* [PROBLEM TO SOLVE]: Keep the lines exact and the pictures out as you repeat the following listing.

* [EXTRACTED INFORMATION]:
· · · ·

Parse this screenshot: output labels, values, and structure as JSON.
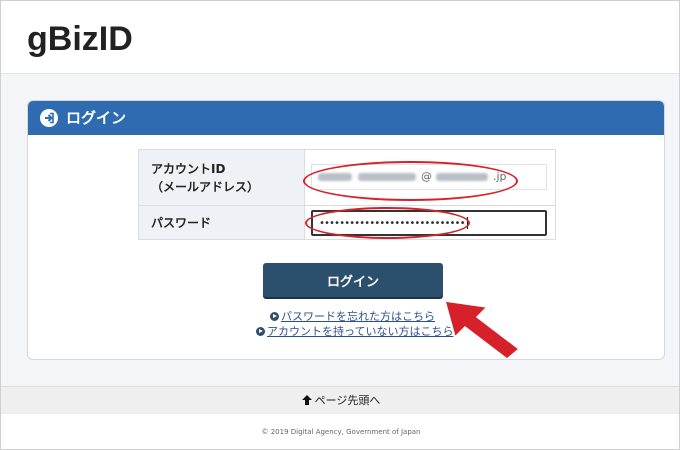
{
  "header": {
    "logo": "gBizID"
  },
  "login_card": {
    "title": "ログイン",
    "fields": {
      "account_label_line1": "アカウントID",
      "account_label_line2": "（メールアドレス）",
      "account_value": "@",
      "account_value_suffix": ".jp",
      "password_label": "パスワード",
      "password_value": "•••••••••••••••••••••••••••••"
    },
    "login_button": "ログイン",
    "links": {
      "forgot_password": "パスワードを忘れた方はこちら",
      "no_account": "アカウントを持っていない方はこちら"
    }
  },
  "footer": {
    "back_to_top": "ページ先頭へ",
    "copyright": "© 2019 Digital Agency, Government of Japan"
  },
  "colors": {
    "card_header": "#2f6bb0",
    "button": "#2b4f6d",
    "annotation_red": "#d6212a"
  }
}
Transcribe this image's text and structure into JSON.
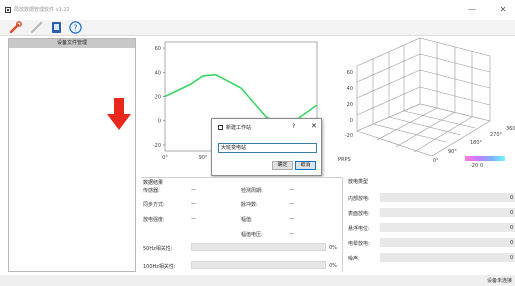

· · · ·

* [WRITTEN ANSWER]:
Parse this screenshot: output labels, values, and structure as JSON.
{
  "header": {
    "logo": "gBizID"
  },
  "login_card": {
    "title": "ログイン",
    "fields": {
      "account_label_line1": "アカウントID",
      "account_label_line2": "（メールアドレス）",
      "account_value": "@",
      "account_value_suffix": ".jp",
      "password_label": "パスワード",
      "password_value": "•••••••••••••••••••••••••••••"
    },
    "login_button": "ログイン",
    "links": {
      "forgot_password": "パスワードを忘れた方はこちら",
      "no_account": "アカウントを持っていない方はこちら"
    }
  },
  "footer": {
    "back_to_top": "ページ先頭へ",
    "copyright": "© 2019 Digital Agency, Government of Japan"
  },
  "colors": {
    "card_header": "#2f6bb0",
    "button": "#2b4f6d",
    "annotation_red": "#d6212a"
  }
}
Transcribe this image's text and structure into JSON.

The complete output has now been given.